## WHAT YOU ARE ASKED TO DO
What the task requires is each entry, restated exactly.

App and web page records
──────────────────────────────
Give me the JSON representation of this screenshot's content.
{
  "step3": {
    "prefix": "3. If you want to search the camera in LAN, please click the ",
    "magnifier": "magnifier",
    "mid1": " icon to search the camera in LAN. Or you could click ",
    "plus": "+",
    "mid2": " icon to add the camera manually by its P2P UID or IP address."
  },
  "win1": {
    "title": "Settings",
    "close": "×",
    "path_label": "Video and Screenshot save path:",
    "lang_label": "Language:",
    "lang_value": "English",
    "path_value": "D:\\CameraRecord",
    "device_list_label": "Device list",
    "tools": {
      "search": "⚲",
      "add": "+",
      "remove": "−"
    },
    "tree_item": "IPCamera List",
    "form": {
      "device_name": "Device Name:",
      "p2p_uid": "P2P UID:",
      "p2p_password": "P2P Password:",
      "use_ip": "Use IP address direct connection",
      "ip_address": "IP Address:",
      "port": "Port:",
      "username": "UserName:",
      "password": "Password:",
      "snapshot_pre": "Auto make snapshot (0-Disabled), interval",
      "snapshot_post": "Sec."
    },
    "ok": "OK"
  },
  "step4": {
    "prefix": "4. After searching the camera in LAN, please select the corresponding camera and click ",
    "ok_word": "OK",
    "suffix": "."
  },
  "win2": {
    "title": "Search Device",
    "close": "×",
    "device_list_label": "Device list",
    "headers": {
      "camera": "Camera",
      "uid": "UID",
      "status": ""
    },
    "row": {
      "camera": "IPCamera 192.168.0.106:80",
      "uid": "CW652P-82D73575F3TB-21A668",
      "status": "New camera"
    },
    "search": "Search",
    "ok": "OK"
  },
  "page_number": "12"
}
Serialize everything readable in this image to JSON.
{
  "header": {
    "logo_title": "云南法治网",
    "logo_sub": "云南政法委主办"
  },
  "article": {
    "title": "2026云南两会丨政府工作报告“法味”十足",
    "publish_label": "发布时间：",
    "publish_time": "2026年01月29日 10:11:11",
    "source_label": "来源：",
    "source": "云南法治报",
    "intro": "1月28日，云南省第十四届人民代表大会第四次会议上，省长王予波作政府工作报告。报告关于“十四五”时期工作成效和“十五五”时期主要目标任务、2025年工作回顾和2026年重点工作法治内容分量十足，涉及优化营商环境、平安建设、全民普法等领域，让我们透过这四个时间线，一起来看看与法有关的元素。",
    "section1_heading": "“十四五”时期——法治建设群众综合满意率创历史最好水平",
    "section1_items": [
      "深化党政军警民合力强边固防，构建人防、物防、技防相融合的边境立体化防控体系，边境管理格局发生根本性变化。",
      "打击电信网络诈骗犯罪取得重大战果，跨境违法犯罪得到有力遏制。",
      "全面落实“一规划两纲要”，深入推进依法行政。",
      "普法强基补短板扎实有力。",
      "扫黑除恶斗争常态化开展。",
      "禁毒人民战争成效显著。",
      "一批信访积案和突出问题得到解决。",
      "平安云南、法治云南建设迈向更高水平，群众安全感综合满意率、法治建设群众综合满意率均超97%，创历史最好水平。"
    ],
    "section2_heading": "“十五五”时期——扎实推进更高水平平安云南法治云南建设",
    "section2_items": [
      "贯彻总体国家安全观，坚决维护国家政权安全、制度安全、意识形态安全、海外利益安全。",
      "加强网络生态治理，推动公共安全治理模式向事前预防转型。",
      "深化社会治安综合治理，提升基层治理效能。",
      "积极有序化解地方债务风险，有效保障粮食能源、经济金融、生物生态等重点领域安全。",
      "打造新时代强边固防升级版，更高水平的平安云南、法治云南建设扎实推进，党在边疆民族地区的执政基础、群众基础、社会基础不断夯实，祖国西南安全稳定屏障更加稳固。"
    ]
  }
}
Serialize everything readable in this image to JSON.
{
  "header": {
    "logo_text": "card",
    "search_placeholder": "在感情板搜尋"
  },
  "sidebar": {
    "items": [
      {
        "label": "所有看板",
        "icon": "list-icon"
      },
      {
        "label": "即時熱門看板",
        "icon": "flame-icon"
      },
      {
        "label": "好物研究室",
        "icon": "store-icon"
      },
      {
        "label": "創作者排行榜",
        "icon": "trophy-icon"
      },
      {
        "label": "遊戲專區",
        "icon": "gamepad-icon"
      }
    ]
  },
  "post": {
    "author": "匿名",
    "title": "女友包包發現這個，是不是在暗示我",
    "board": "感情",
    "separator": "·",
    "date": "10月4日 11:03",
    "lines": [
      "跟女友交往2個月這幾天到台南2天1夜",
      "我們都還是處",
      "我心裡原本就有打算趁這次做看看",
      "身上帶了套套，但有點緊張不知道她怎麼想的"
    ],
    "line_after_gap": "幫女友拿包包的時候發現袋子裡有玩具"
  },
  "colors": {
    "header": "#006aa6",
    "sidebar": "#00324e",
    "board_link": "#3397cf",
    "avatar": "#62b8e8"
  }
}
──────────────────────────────
## RESPONSE AREA
Give me the JSON representation of this screenshot's content.
{
  "step3": {
    "prefix": "3. If you want to search the camera in LAN, please click the ",
    "magnifier": "magnifier",
    "mid1": " icon to search the camera in LAN. Or you could click ",
    "plus": "+",
    "mid2": " icon to add the camera manually by its P2P UID or IP address."
  },
  "win1": {
    "title": "Settings",
    "close": "×",
    "path_label": "Video and Screenshot save path:",
    "lang_label": "Language:",
    "lang_value": "English",
    "path_value": "D:\\CameraRecord",
    "device_list_label": "Device list",
    "tools": {
      "search": "⚲",
      "add": "+",
      "remove": "−"
    },
    "tree_item": "IPCamera List",
    "form": {
      "device_name": "Device Name:",
      "p2p_uid": "P2P UID:",
      "p2p_password": "P2P Password:",
      "use_ip": "Use IP address direct connection",
      "ip_address": "IP Address:",
      "port": "Port:",
      "username": "UserName:",
      "password": "Password:",
      "snapshot_pre": "Auto make snapshot (0-Disabled), interval",
      "snapshot_post": "Sec."
    },
    "ok": "OK"
  },
  "step4": {
    "prefix": "4. After searching the camera in LAN, please select the corresponding camera and click ",
    "ok_word": "OK",
    "suffix": "."
  },
  "win2": {
    "title": "Search Device",
    "close": "×",
    "device_list_label": "Device list",
    "headers": {
      "camera": "Camera",
      "uid": "UID",
      "status": ""
    },
    "row": {
      "camera": "IPCamera 192.168.0.106:80",
      "uid": "CW652P-82D73575F3TB-21A668",
      "status": "New camera"
    },
    "search": "Search",
    "ok": "OK"
  },
  "page_number": "12"
}
Serialize everything readable in this image to JSON.
{
  "header": {
    "logo_title": "云南法治网",
    "logo_sub": "云南政法委主办"
  },
  "article": {
    "title": "2026云南两会丨政府工作报告“法味”十足",
    "publish_label": "发布时间：",
    "publish_time": "2026年01月29日 10:11:11",
    "source_label": "来源：",
    "source": "云南法治报",
    "intro": "1月28日，云南省第十四届人民代表大会第四次会议上，省长王予波作政府工作报告。报告关于“十四五”时期工作成效和“十五五”时期主要目标任务、2025年工作回顾和2026年重点工作法治内容分量十足，涉及优化营商环境、平安建设、全民普法等领域，让我们透过这四个时间线，一起来看看与法有关的元素。",
    "section1_heading": "“十四五”时期——法治建设群众综合满意率创历史最好水平",
    "section1_items": [
      "深化党政军警民合力强边固防，构建人防、物防、技防相融合的边境立体化防控体系，边境管理格局发生根本性变化。",
      "打击电信网络诈骗犯罪取得重大战果，跨境违法犯罪得到有力遏制。",
      "全面落实“一规划两纲要”，深入推进依法行政。",
      "普法强基补短板扎实有力。",
      "扫黑除恶斗争常态化开展。",
      "禁毒人民战争成效显著。",
      "一批信访积案和突出问题得到解决。",
      "平安云南、法治云南建设迈向更高水平，群众安全感综合满意率、法治建设群众综合满意率均超97%，创历史最好水平。"
    ],
    "section2_heading": "“十五五”时期——扎实推进更高水平平安云南法治云南建设",
    "section2_items": [
      "贯彻总体国家安全观，坚决维护国家政权安全、制度安全、意识形态安全、海外利益安全。",
      "加强网络生态治理，推动公共安全治理模式向事前预防转型。",
      "深化社会治安综合治理，提升基层治理效能。",
      "积极有序化解地方债务风险，有效保障粮食能源、经济金融、生物生态等重点领域安全。",
      "打造新时代强边固防升级版，更高水平的平安云南、法治云南建设扎实推进，党在边疆民族地区的执政基础、群众基础、社会基础不断夯实，祖国西南安全稳定屏障更加稳固。"
    ]
  }
}
Serialize everything readable in this image to JSON.
{
  "header": {
    "logo_text": "card",
    "search_placeholder": "在感情板搜尋"
  },
  "sidebar": {
    "items": [
      {
        "label": "所有看板",
        "icon": "list-icon"
      },
      {
        "label": "即時熱門看板",
        "icon": "flame-icon"
      },
      {
        "label": "好物研究室",
        "icon": "store-icon"
      },
      {
        "label": "創作者排行榜",
        "icon": "trophy-icon"
      },
      {
        "label": "遊戲專區",
        "icon": "gamepad-icon"
      }
    ]
  },
  "post": {
    "author": "匿名",
    "title": "女友包包發現這個，是不是在暗示我",
    "board": "感情",
    "separator": "·",
    "date": "10月4日 11:03",
    "lines": [
      "跟女友交往2個月這幾天到台南2天1夜",
      "我們都還是處",
      "我心裡原本就有打算趁這次做看看",
      "身上帶了套套，但有點緊張不知道她怎麼想的"
    ],
    "line_after_gap": "幫女友拿包包的時候發現袋子裡有玩具"
  },
  "colors": {
    "header": "#006aa6",
    "sidebar": "#00324e",
    "board_link": "#3397cf",
    "avatar": "#62b8e8"
  }
}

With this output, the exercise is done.